Margaret Thatcher's long-retired Press Spokesman, Bernard Ingham, commented as follows:
What ... is Cummings wittering about? He is right in saying that the general run of senior Civil Servants is not at the cutting edge of science and technology on which he sets much store. They are not expected to be. Their job is to help devise and implement policy and process legislation through Parliament. That is a skill in itself.
They are not “gifted amateurs” – as no doubt in his more generous moments he sees them – but experts in the conduct of a democracy under first Ministerial and then Parliamentary control. I don’t care whether they have double firsts in ancient Latin, Greek or Sanskrit but whether they subject expert – weirdo?– advice to constructive questioning and stop Ministers making fools of themselves.
This is not a doddle. It often involves offering difficult choices – and the guts to present Ministers with unpalatable truths. Cummings should be very careful before he throws the baby out with the bathwater.
He is on firmer ground when he complains about senior civil servants being moved around too much so that, like rolling stones, they gather no moss – i.e a deep knowledge of their particular subject. But this ignores the need to widen the experience of rising Civil Servants and also give the burned out a new challenge.
He also complains that it seems nobody is ever sacked. It’s not true. Nobody can play fast and loose. But it is true that they are usually redeployed in the system as I once was for no other reason than Willie Whitelaw, moved to the Department of Employment from Northern Ireland in the early 1970s, arrived with his own press officer having, “in a weak moment”, promised to bring him back to London. Within six weeks I ended up in the new Department of Energy.
Cummings must be very careful what he wishes for in ending security of tenure. Does he want to destroy application and loyalty as so many purblind managers have done in the private sector with their insecure employment terms and conditions?
Put simply, life’s a balance. And one man’s impatience with the time it takes to get anything done – has he never heard of the legislative process? - and a portfolio of prejudices against the system has to be balanced against the absolute need for administrative expertise.
The IfG published an excellent report in late 2020 summarising and commenting on the changes that had been made by th Johnson government. Its summary noted that "Certain advisers in the current government, particularly Dominic Cummings, have attracted much public attention. But behind the headlines, the government has also been making changes to the recruitment and remit of, and relationships between, special advisers. Many of these changes are helping advisers to do their jobs more effectively, but others risk undermining advisers’ ability to provide support to their ministers" The report is here.

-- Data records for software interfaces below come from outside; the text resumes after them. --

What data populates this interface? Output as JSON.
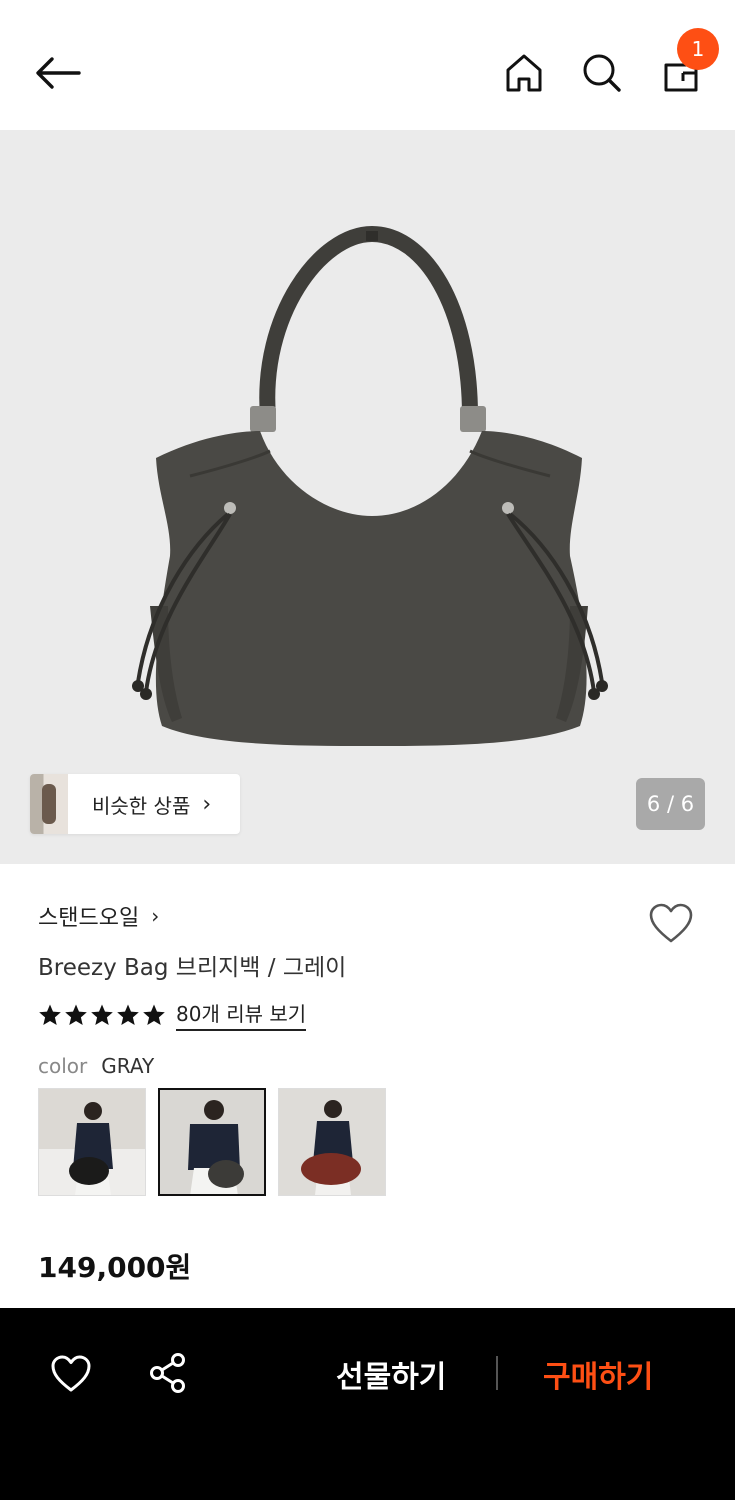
{
  "header": {
    "cart_badge": "1",
    "icons": [
      "arrow-left-icon",
      "home-icon",
      "search-icon",
      "shopping-bag-icon"
    ]
  },
  "gallery": {
    "similar_label": "비슷한 상품",
    "counter": "6 / 6"
  },
  "product": {
    "brand": "스탠드오일",
    "title": "Breezy Bag 브리지백 / 그레이",
    "rating_stars": 5,
    "review_link": "80개 리뷰 보기",
    "color_label": "color",
    "color_value": "GRAY",
    "price": "149,000원",
    "bag_color": "#4a4945"
  },
  "bottom_bar": {
    "gift_label": "선물하기",
    "buy_label": "구매하기",
    "accent_color": "#fe4f14"
  }
}
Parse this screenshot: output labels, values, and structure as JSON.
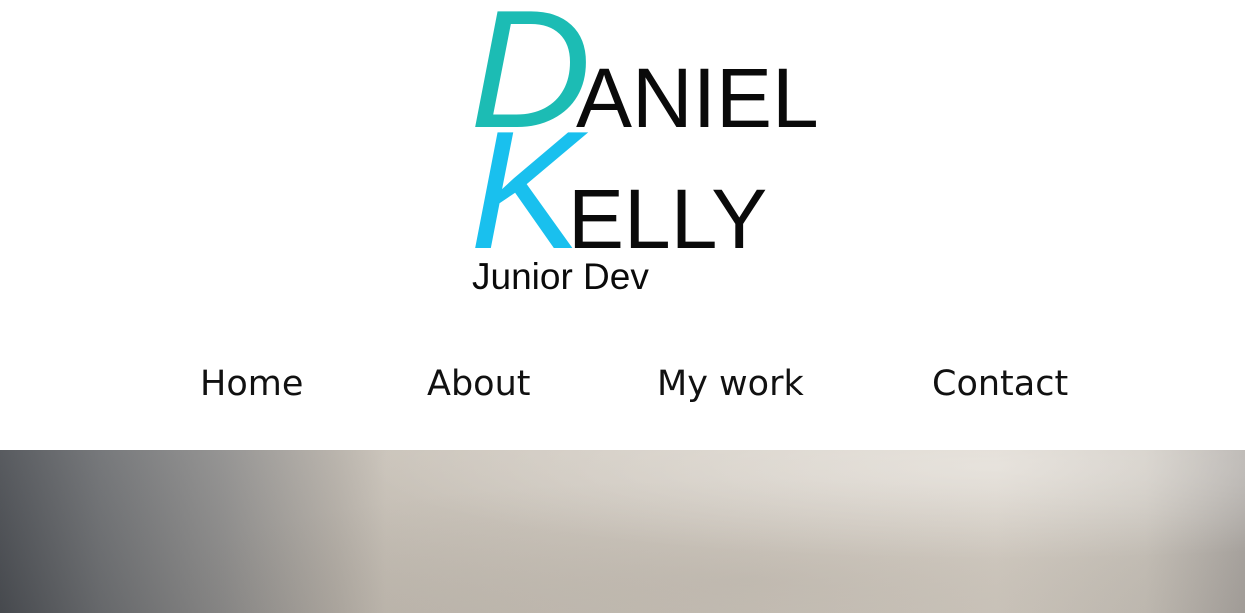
{
  "logo": {
    "initial_first": "D",
    "rest_first": "ANIEL",
    "initial_last": "K",
    "rest_last": "ELLY",
    "subtitle": "Junior Dev",
    "colors": {
      "initial_first": "#1cbcb4",
      "initial_last": "#19c0ee",
      "text": "#0a0a0a"
    }
  },
  "nav": {
    "items": [
      {
        "label": "Home"
      },
      {
        "label": "About"
      },
      {
        "label": "My work"
      },
      {
        "label": "Contact"
      }
    ]
  },
  "hero": {
    "image": "wall-with-plant-shadow-photo"
  }
}
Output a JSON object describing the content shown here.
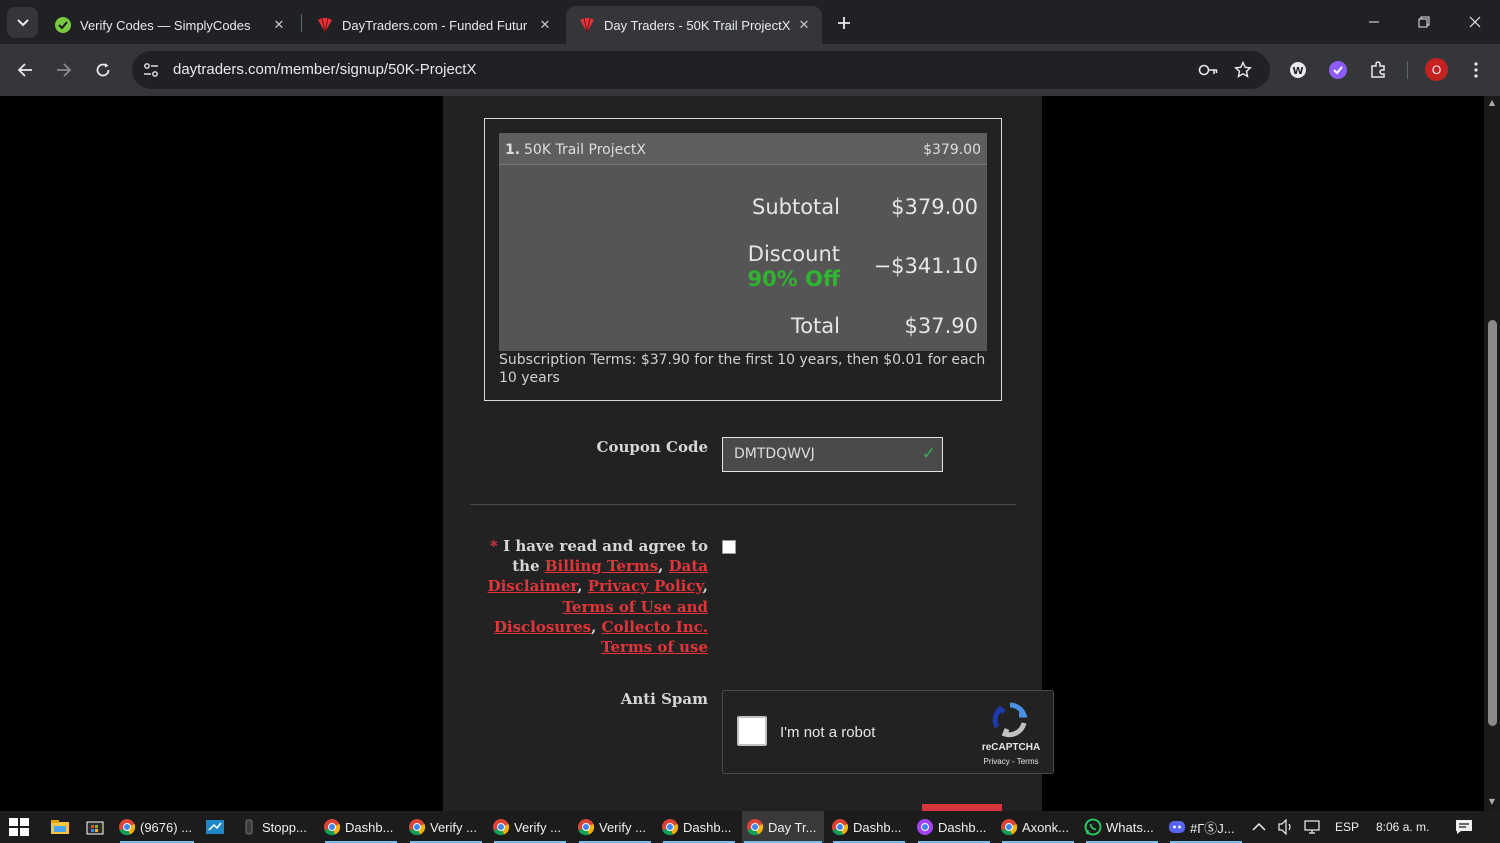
{
  "browser": {
    "tabs": [
      {
        "title": "Verify Codes — SimplyCodes",
        "favicon": "simplycodes-icon"
      },
      {
        "title": "DayTraders.com - Funded Futur",
        "favicon": "daytraders-icon"
      },
      {
        "title": "Day Traders - 50K Trail ProjectX",
        "favicon": "daytraders-icon",
        "active": true
      }
    ],
    "url": "daytraders.com/member/signup/50K-ProjectX",
    "profile_badge": "O"
  },
  "cart": {
    "item": {
      "number": "1.",
      "name": "50K Trail ProjectX",
      "price": "$379.00"
    },
    "subtotal_label": "Subtotal",
    "subtotal_value": "$379.00",
    "discount_label": "Discount",
    "discount_percent": "90% Off",
    "discount_value": "−$341.10",
    "total_label": "Total",
    "total_value": "$37.90",
    "subscription_terms": "Subscription Terms: $37.90 for the first 10 years, then $0.01 for each 10 years"
  },
  "coupon": {
    "label": "Coupon Code",
    "value": "DMTDQWVJ"
  },
  "agreement": {
    "required_mark": "*",
    "text_start": "I have read and agree to the",
    "links": [
      "Billing Terms",
      "Data Disclaimer",
      "Privacy Policy",
      "Terms of Use and Disclosures",
      "Collecto Inc. Terms of use"
    ]
  },
  "antispam": {
    "label": "Anti Spam",
    "checkbox_text": "I'm not a robot",
    "brand": "reCAPTCHA",
    "privacy_terms": "Privacy - Terms"
  },
  "taskbar": {
    "apps": [
      {
        "label": "(9676) ...",
        "icon": "chrome-icon"
      },
      {
        "label": "Stopp...",
        "icon": "app-icon"
      },
      {
        "label": "Dashb...",
        "icon": "chrome-icon"
      },
      {
        "label": "Verify ...",
        "icon": "chrome-icon"
      },
      {
        "label": "Verify ...",
        "icon": "chrome-icon"
      },
      {
        "label": "Verify ...",
        "icon": "chrome-icon"
      },
      {
        "label": "Dashb...",
        "icon": "chrome-icon"
      },
      {
        "label": "Day Tr...",
        "icon": "chrome-icon",
        "active": true
      },
      {
        "label": "Dashb...",
        "icon": "chrome-icon"
      },
      {
        "label": "Dashb...",
        "icon": "chrome-icon"
      },
      {
        "label": "Axonk...",
        "icon": "chrome-icon"
      },
      {
        "label": "Whats...",
        "icon": "whatsapp-icon"
      },
      {
        "label": "#ГⓈJ...",
        "icon": "discord-icon"
      }
    ],
    "language": "ESP",
    "time": "8:06 a. m."
  },
  "colors": {
    "accent_red": "#e0353a",
    "discount_green": "#2fb52f",
    "panel_bg": "#222222"
  }
}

Mr Cummings' power appeared even more remarkable as the 2020 Covid-19 pandemic became a huge domestic crisis. He and other senior figures in government almost completely ignored civil service advice (grounded in decades of experience) in how to respond to such a crisis. And he drove his family to Durham and Barnard Castle in clear breach of the advice that was being given to everyone else - and was being generally followed. He then withstood huge pressure to resign again sending quite wrong signals to the general public.
He was finally forced to resign after only 17 months in the job when he, and his great mate Lee Cain (Director of Communications), forced a showdown with three women who were vying for the PM's attention: Munira Mirza (Head of the Policy Unit), Allegra Stratton (Press Secretary) and Carrie Symonds (The PM's partner).
There is more about Mr Cummings in the Civil Service Reform section of this website - and here in particular.